== Data records ==
┌──
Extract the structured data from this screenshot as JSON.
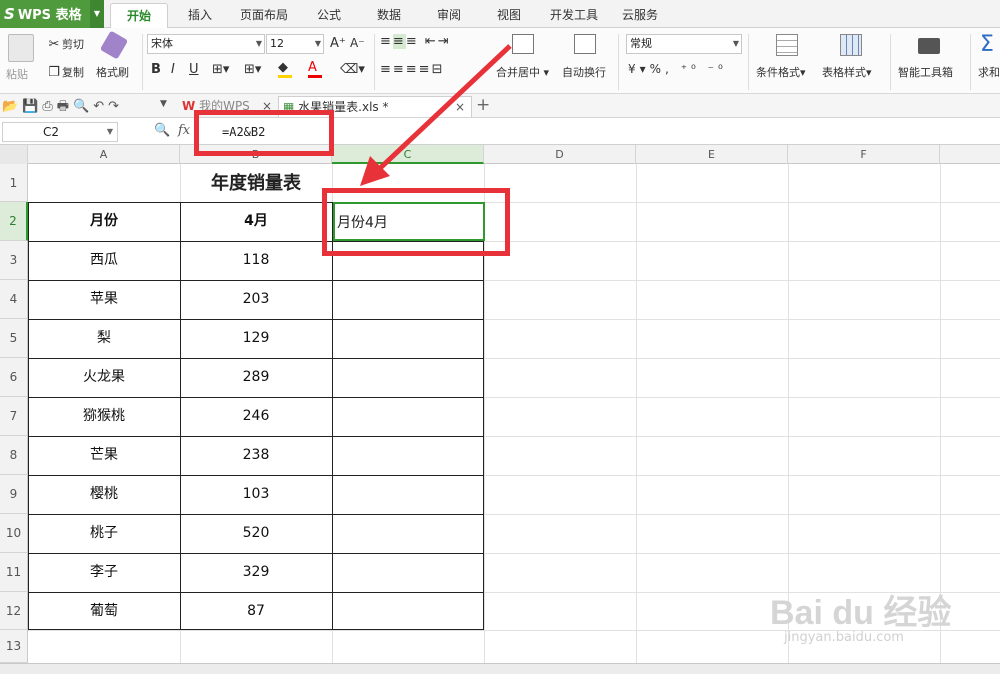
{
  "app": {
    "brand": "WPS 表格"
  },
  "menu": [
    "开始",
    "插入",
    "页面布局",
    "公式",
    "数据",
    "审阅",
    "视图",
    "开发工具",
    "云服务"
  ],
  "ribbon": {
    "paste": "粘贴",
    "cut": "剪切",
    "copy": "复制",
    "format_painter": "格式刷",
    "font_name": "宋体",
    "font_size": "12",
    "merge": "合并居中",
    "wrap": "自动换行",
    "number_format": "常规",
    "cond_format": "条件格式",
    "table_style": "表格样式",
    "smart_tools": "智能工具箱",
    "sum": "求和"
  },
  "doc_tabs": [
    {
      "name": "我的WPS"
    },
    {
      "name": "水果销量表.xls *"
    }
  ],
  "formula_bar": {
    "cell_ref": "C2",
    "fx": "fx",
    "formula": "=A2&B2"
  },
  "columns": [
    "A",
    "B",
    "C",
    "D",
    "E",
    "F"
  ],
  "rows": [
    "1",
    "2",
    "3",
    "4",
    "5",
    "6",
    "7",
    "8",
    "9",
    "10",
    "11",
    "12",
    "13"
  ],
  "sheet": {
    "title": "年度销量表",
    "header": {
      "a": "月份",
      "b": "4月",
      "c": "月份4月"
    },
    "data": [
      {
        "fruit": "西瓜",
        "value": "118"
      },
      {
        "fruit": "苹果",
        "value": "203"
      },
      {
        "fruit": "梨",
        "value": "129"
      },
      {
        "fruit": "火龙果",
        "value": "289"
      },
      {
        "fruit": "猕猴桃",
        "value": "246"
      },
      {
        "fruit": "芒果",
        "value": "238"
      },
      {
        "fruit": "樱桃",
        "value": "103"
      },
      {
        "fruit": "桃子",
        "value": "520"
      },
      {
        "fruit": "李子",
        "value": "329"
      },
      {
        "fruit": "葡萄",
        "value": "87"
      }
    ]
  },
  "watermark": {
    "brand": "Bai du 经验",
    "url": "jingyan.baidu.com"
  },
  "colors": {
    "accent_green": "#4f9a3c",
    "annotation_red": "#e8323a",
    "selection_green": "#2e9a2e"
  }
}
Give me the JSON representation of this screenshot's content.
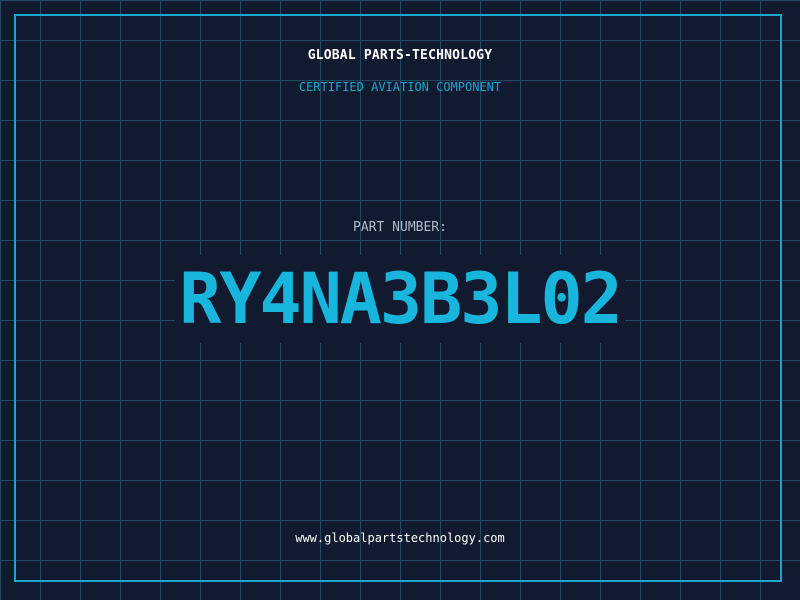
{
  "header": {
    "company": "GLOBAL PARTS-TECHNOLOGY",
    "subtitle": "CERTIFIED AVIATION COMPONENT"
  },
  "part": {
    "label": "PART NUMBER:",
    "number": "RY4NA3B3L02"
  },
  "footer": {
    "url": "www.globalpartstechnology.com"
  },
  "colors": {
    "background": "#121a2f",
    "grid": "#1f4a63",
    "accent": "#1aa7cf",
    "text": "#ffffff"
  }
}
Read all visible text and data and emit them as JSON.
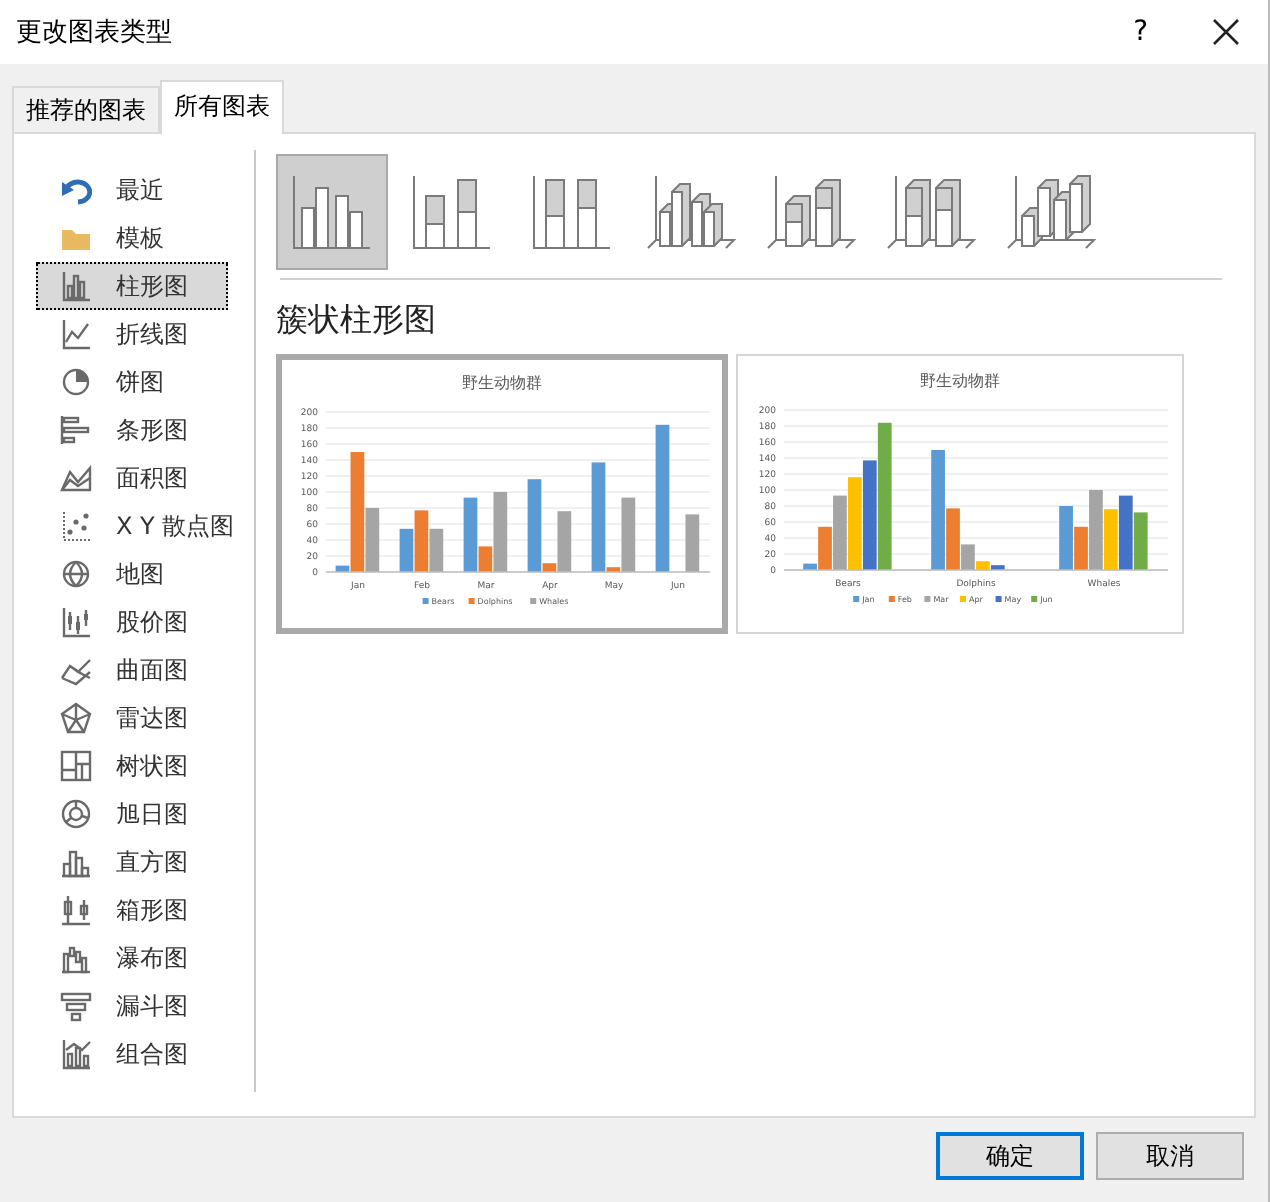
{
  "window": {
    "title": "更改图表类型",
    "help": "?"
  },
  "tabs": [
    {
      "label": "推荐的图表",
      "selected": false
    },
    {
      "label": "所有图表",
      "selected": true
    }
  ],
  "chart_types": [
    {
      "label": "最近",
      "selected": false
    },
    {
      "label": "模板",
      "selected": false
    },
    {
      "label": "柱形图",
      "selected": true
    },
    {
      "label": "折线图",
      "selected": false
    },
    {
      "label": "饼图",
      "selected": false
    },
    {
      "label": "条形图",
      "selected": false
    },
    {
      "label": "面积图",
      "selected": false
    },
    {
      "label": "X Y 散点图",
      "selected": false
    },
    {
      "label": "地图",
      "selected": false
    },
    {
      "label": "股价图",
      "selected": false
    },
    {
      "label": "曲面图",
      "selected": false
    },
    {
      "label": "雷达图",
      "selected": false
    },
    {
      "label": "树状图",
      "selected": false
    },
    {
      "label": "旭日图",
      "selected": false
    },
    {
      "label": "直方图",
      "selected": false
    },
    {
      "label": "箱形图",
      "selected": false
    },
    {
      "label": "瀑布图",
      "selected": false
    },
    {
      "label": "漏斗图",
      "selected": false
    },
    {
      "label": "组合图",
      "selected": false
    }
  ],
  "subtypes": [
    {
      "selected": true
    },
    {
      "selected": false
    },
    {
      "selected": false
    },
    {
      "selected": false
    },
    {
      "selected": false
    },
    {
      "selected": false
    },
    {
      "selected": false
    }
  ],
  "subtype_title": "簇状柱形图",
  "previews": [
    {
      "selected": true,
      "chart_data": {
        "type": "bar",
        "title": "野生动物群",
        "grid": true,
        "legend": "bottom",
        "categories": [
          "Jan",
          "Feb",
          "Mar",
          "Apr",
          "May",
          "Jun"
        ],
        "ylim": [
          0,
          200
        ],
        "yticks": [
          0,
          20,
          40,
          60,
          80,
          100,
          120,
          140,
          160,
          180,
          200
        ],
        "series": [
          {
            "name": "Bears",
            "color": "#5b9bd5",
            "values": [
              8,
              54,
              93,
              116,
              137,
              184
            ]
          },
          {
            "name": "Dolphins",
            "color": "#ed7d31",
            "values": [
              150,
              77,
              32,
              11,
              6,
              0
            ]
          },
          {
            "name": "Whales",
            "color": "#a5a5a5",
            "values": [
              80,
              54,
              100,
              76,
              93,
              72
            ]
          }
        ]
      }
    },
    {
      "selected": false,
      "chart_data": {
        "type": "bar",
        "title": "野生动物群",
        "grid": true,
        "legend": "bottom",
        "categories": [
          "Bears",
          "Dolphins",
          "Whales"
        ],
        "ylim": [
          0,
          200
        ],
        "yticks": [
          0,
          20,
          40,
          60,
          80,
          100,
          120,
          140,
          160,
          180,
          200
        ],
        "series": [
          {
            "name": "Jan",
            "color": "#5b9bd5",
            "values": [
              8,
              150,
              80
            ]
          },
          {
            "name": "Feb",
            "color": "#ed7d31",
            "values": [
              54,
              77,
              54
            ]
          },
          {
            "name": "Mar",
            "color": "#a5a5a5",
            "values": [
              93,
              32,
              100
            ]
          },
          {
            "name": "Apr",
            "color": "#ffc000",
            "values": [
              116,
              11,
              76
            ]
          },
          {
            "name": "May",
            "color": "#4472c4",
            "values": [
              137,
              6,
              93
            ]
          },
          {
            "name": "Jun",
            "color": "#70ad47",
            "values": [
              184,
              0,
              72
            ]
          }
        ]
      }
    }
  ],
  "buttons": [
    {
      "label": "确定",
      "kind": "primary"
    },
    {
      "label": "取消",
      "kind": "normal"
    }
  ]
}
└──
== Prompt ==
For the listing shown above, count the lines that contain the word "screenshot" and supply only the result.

== Solution to this task ==
2